Failed back syndrome
Failed back syndrome refers to persistent leg and/or lumbar back pain after a surgical procedure. The pathophysiology of this syndrome is complex, as often the operation was technically successful.
Other names for failed back syndrome include failed back surgery syndrome, post-laminectomy syndrome, or post-surgical spine syndrome.
- recurrent or residual lumbar disc disease
- postoperative instability (at operative level or at non-operative level)
- instrumentation-related, e.g. nerve root irritation from pedicle screw
- wrong-level surgery
- lateral recess or central canal stenosis
- synovial cyst
- spinal dural arteriovenous fistula
- epidural abscess
- epidural haematoma
- 1. Arts MP, Jacobs WCH, Peul WC. Failed back (surgery) syndrome: Time for a paradigm shift. British Journal of Pain February 2013 vol. 7 no. 1 48-55. Available from: http://bjp.sagepub.com/content/7/1/48.full

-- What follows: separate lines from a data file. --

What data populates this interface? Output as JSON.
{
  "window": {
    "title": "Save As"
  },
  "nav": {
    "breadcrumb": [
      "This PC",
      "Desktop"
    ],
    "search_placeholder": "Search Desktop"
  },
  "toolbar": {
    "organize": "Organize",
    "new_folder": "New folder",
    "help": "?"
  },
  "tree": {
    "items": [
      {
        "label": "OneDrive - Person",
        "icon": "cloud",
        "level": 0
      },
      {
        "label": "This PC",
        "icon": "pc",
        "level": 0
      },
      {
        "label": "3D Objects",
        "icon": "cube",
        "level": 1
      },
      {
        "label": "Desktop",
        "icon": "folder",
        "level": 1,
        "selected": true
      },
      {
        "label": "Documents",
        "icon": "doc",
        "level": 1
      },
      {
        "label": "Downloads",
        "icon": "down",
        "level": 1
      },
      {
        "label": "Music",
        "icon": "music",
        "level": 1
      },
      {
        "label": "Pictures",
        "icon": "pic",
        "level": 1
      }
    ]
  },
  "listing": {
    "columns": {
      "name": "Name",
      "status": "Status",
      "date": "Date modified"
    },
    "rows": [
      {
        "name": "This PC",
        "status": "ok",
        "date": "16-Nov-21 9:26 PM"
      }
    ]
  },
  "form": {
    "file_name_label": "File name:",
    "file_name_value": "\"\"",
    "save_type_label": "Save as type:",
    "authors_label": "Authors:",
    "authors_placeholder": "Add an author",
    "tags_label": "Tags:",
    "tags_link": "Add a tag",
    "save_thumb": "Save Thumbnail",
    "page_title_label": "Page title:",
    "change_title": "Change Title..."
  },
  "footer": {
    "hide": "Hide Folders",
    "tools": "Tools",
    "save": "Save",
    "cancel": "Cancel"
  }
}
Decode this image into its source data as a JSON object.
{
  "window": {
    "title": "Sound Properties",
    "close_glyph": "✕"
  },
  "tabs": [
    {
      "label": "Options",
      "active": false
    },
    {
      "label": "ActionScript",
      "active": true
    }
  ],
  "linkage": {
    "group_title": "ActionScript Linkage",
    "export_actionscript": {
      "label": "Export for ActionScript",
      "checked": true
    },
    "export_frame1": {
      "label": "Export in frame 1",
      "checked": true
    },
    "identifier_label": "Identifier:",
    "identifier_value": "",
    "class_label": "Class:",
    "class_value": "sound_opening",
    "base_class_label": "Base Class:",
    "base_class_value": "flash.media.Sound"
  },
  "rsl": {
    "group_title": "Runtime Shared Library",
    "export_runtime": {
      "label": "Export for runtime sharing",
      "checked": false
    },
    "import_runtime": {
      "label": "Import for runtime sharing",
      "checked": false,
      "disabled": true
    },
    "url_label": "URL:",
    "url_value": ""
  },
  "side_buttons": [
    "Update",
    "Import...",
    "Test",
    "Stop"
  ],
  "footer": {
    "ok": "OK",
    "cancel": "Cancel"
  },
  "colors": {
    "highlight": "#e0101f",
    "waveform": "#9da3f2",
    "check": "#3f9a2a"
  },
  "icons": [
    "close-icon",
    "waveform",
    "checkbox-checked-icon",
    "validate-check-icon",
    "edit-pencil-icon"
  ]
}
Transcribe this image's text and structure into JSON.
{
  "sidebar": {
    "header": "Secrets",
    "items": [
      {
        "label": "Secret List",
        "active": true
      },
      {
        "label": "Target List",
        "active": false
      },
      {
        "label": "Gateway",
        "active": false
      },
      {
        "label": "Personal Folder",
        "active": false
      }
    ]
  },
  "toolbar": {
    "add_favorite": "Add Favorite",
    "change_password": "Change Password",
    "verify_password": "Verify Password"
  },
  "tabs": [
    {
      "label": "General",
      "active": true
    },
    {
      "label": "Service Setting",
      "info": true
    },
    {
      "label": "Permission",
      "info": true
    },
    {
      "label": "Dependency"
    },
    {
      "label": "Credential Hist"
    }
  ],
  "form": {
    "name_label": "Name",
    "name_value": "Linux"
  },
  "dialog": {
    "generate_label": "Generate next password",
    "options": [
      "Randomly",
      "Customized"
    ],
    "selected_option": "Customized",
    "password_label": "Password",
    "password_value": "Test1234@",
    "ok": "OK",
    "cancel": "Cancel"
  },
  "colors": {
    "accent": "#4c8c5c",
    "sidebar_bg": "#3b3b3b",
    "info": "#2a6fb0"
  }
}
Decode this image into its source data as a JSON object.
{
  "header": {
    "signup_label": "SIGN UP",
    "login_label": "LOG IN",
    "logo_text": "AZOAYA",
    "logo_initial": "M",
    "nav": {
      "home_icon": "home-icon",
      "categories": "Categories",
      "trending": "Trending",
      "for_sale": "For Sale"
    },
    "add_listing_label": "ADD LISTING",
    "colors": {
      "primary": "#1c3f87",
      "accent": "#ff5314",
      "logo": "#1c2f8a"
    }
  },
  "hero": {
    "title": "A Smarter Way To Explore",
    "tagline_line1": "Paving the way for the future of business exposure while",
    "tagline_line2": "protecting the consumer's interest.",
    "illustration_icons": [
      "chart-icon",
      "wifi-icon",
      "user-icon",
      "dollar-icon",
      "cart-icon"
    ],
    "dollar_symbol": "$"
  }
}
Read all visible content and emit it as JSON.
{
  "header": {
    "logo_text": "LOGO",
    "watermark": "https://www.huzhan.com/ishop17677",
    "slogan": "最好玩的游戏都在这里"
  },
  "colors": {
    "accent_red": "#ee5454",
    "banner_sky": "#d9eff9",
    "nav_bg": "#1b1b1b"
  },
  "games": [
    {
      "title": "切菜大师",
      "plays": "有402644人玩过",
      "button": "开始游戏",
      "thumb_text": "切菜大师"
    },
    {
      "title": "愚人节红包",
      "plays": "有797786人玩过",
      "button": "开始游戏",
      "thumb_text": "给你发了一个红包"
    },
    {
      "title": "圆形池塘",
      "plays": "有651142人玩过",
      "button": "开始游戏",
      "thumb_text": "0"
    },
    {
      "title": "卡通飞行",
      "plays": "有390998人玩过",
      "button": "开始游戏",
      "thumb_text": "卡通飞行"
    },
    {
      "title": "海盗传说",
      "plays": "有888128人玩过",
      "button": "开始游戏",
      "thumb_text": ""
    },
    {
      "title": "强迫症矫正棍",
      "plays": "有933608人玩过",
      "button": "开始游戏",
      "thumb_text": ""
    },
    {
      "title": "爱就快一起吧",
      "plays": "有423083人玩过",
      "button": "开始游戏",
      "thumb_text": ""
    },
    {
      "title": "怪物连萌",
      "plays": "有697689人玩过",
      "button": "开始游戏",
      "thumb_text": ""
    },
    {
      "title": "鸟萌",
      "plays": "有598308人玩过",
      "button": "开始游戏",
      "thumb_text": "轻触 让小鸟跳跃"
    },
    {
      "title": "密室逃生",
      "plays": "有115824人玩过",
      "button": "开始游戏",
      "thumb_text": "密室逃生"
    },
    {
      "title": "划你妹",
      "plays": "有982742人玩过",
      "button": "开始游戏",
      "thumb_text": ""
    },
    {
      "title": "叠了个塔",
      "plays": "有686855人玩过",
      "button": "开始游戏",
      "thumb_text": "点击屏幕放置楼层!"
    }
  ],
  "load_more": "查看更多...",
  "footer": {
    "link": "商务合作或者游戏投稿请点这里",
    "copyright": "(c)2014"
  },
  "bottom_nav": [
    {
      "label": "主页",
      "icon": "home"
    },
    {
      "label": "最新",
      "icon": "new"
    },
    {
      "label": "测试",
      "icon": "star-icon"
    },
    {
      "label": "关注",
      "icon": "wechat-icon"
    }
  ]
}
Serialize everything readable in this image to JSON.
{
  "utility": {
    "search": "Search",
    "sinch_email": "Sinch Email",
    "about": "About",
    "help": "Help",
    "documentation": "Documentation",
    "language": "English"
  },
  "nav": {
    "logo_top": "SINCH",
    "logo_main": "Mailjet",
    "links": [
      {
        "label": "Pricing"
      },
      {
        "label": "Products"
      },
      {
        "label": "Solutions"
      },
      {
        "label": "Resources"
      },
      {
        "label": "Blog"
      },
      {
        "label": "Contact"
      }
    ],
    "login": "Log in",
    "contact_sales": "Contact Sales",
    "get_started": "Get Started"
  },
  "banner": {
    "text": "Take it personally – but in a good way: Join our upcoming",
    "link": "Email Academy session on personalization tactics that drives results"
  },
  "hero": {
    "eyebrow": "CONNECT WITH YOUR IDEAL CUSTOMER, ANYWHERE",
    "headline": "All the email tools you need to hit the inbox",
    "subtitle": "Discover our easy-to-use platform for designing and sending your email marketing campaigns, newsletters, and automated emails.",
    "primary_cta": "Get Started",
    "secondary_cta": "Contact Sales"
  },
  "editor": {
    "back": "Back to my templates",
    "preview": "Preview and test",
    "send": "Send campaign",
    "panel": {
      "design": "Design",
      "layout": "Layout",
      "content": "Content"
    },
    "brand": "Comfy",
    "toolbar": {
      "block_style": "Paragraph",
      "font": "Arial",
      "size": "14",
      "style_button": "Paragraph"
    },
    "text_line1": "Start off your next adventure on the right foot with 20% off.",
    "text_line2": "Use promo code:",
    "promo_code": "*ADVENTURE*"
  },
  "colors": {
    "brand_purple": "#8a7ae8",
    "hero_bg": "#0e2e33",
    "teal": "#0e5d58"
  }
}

- 2. Ordia J, Vaisman J. Post-surgical spine syndrome. Surg Neurol Int. 2011;2 (1): 132. doi:10.4103/2152-7806.85475 - Free text at pubmed - Pubmed citation
- 3. Young PM, Berquist TH, Bancroft LW et-al. Complications of spinal instrumentation. Radiographics. 2007;27 (3): 775-89. Radiographics (full text) - doi:10.1148/rg.273065055 - Pubmed citation